BONUS: This edition contains an excerpt from Stefanie Sloane's The Saint Who Stole My Heart.
Filled with espionage and intrigue, Stefanie Sloane's witty and sexy debut is a Regency historical--the first novel in a back-to-back Regency Rogues trilogy that features seductive spies and the ladies they must protect.
Lord William Randall, the Duke of Clairemont, is a rake with little regard for society--a most unlikely suitor for Lady Lucinda Grey. But his latest assignment for the Young Corinthians, an elite spy organization, involves protecting her from a kidnapping plot. To do this, the notorious "Iron Will" must use his devilish charm to seduce Lucinda and convince her he's worthy of her attention. William never planned to become enthralled by the lovely Lady Grey--or to lose his own heart in the bargain.
Beautiful and fiercely intelligent, Lucinda has managed to gracefully sidestep even the most persistent suitors. Until the Duke of Clairemont, that is. She's tempted by his sinfully sensuous mouth and piercing eyes, and finds it hard to resist the champion thoroughbred he offers her in exchange for the honor of courting her. Can she keep him at arm's length when his touch begs her to let him so much closer?
Sloane: THE DEVIL IN DISGUISE
Lady Lucinda Grey had not precisely decided what she would do if the overly eager Matthew Redding, Lord Cuthbert, compared her eyes to the Aegean Sea. Or the most brilliant of sapphires.

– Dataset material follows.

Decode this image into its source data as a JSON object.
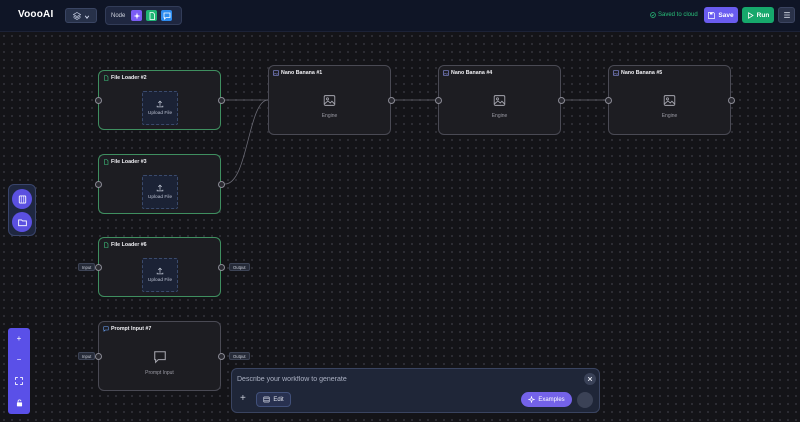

It had all been said before and--Lucinda admitted with a stab of regret--in much more creative ways than poor Lord Cuthbert could ever dare dream.
"I shall faint, I believe," she said succinctly, straightening the Alençon lace fichu neatly tucked into her jonquille gown.
Lord Cuthbert stopped ogling Lucinda's bosom abruptly, a look of confusion clouding his round face. "I beg your pardon?"
Lucinda realized her earnest suitor clearly felt he'd reached the point in his seduction where she should have been dizzy with anticipation and too caught up in the moment to speak.
"Lord Cuthbert, I do apologize," she offered, taking advantage of the moment to discreetly reclaim her hand from his damp gloved grasp. She slid to the end of the settee, putting two feet of gold damask cushion between them. "Pray continue."
Lucinda felt compelled to see this thing through, despite the temptation to feign what would surely be a spectacular fainting spell. Lord Cuthbert's fumbling attempt at romance was, she realized, not unlike happening upon a carriage accident; be it concern or distasteful fascination, one simply could not look away.
Nor faint away, she acknowledged with a frustrated sigh.
Over the last few weeks, Lucinda had acquired far more experience with this sort of thing than she could have ever imagined or wished to endure. The endless parade of suitors who had found themselves on her doorstep this season had been uninspiring, to say the least.
This was all her dear friend Amelia's fault, of course, Lucinda reflected as Lord Cuthbert droned on. If Amelia hadn't married the Earl of Northrop last year and if the couple had not displayed a love so wide and vast that those observing wondered if they might very well be lost forever . . . well, Lucinda would not be in this predicament.
A fellow ape leader for the last several seasons, Amelia had, until the altogether unexpected appearance of the earl, been a staunch supporter of a woman's right to peace. And quiet. And sanity. In other terms, a woman's right not to marry.
"If only Lord Northrop had not worn Amelia down," Lucinda muttered under her breath, causing not even the slightest pause from the windbag before her.
Lord Cuthbert was completely absorbed in his rehearsed speech, which left her free to return to her contemplation of the events that had led to his presence in her parlor.
Discreetly counting the winged cherubs that inhabited the plaster ceiling in force, Lucinda begrudgingly admitted that Lord Northrup had not precisely worn Amelia down. Not exactly. That was to say, not at all. On the day the two met it was as if the heavens echoed with the cries of angels--and Cupid himself nearly collapsed from the joy of uniting such a pair.
Uncharitable and unkind, Lucinda mentally chided herself. She adored Amelia as though she were her own sister. To be unhappy over her newfound marital bliss would be inexcusable. And in all honesty, Lucinda was pleased for her friend. It was just that they had both been so convinced that love was a ruse, invented to keep the poets out of trouble. And now one had only to look upon Amelia and her new husband to know that they'd been utterly wrong.
But the real difficulty was that--London being London-- Amelia's blissful state meant that the entirety of polite society assumed Lucinda would follow suit and be felled by love as...